A Southern Family at Princeton College
Princeton’s reputation as a moderately conservative college with a large proportion of southern students attracted the sons of wealthy slave-owning families such as the Joneses of Liberty County, Georgia.
Princetonians in Georgia
The lives and careers of Princeton’s early students from Georgia, who went on to hold prominent political positions during the colonial and Revolutionary periods, illustrate one of the key paradoxes of American history: the interconnection of slavery and liberty from the time of the country's founding.
"The Celebrated Alexander Dumas Watkins": Princeton's First Black Instructor

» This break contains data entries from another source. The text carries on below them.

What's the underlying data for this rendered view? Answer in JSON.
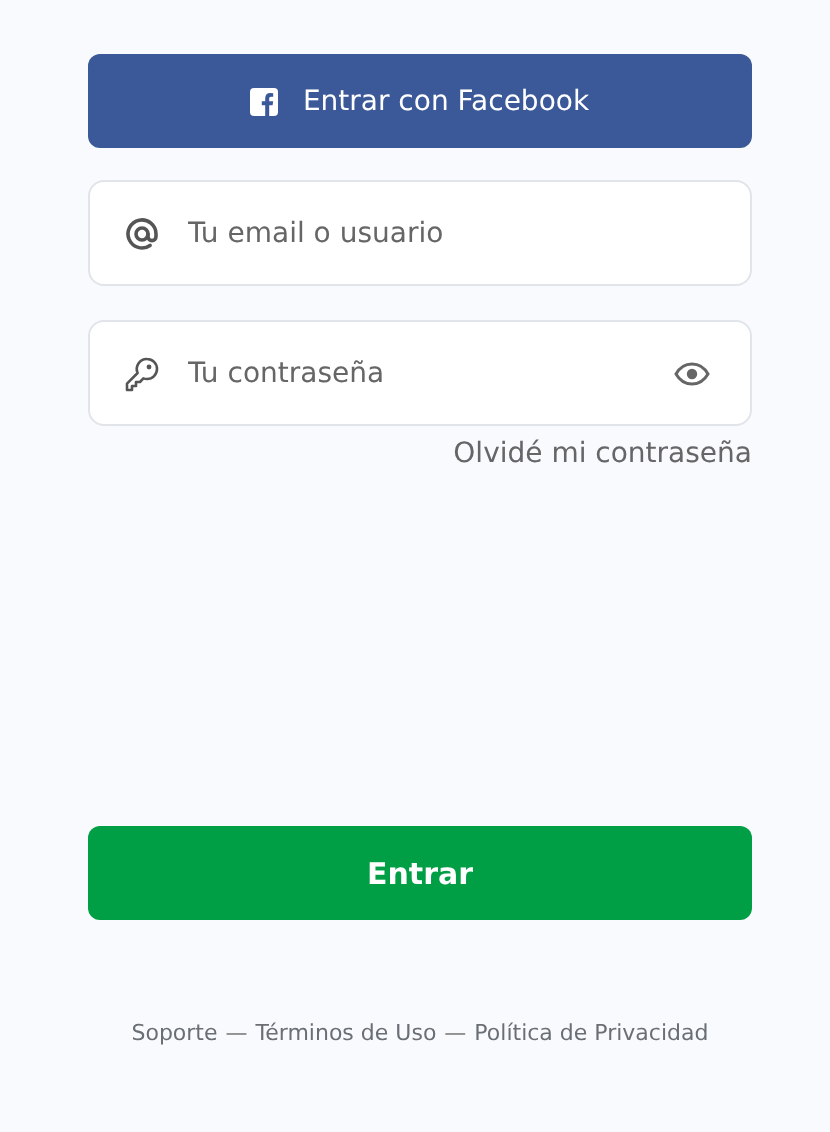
{
  "facebook_button": {
    "label": "Entrar con Facebook"
  },
  "fields": [
    {
      "kind": "email",
      "placeholder": "Tu email o usuario"
    },
    {
      "kind": "password",
      "placeholder": "Tu contraseña"
    }
  ],
  "forgot_link": "Olvidé mi contraseña",
  "submit_button": "Entrar",
  "footer": [
    {
      "kind": "link",
      "text": "Soporte"
    },
    {
      "kind": "separator",
      "text": "—"
    },
    {
      "kind": "link",
      "text": "Términos de Uso"
    },
    {
      "kind": "separator",
      "text": "—"
    },
    {
      "kind": "link",
      "text": "Política de Privacidad"
    }
  ]
}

Alexander Dumas Watkins (1855-1903), a self-taught biologist, conducted significant scientific research alongside Princeton University professors from the 1880s until his death in 1903. Despite holding no formal academic position, Watkins worked in Princeton’s laboratories and taught courses as the University’s first black instructor—and the last until the 1950s.
Peter Scudder rose from humble beginnings to become a successful businessman and a notable member of the free black community in Princeton.
Princeton and Mississippi
Princeton students and their families lived in the Mississippi area decades before statehood in 1817. From the 1790s to the Civil War, Mississippians at the College of New Jersey came from elite families who built their wealth on cotton and slave labor.
Sketch of the "venomo-salivary" duct of a mosquito
Sketch of a mosquito's "venomo-salivary" duct and glands from George Macloskie's 1888 article in the American Naturalist.
An 1888 map of the United States, noting "God's Blessing Liberty" in the North, and "God's Curse Slavery" in the South.
James C. Johnson with wheelbarrow
James Collins Johnson with his wheelbarrow on campus.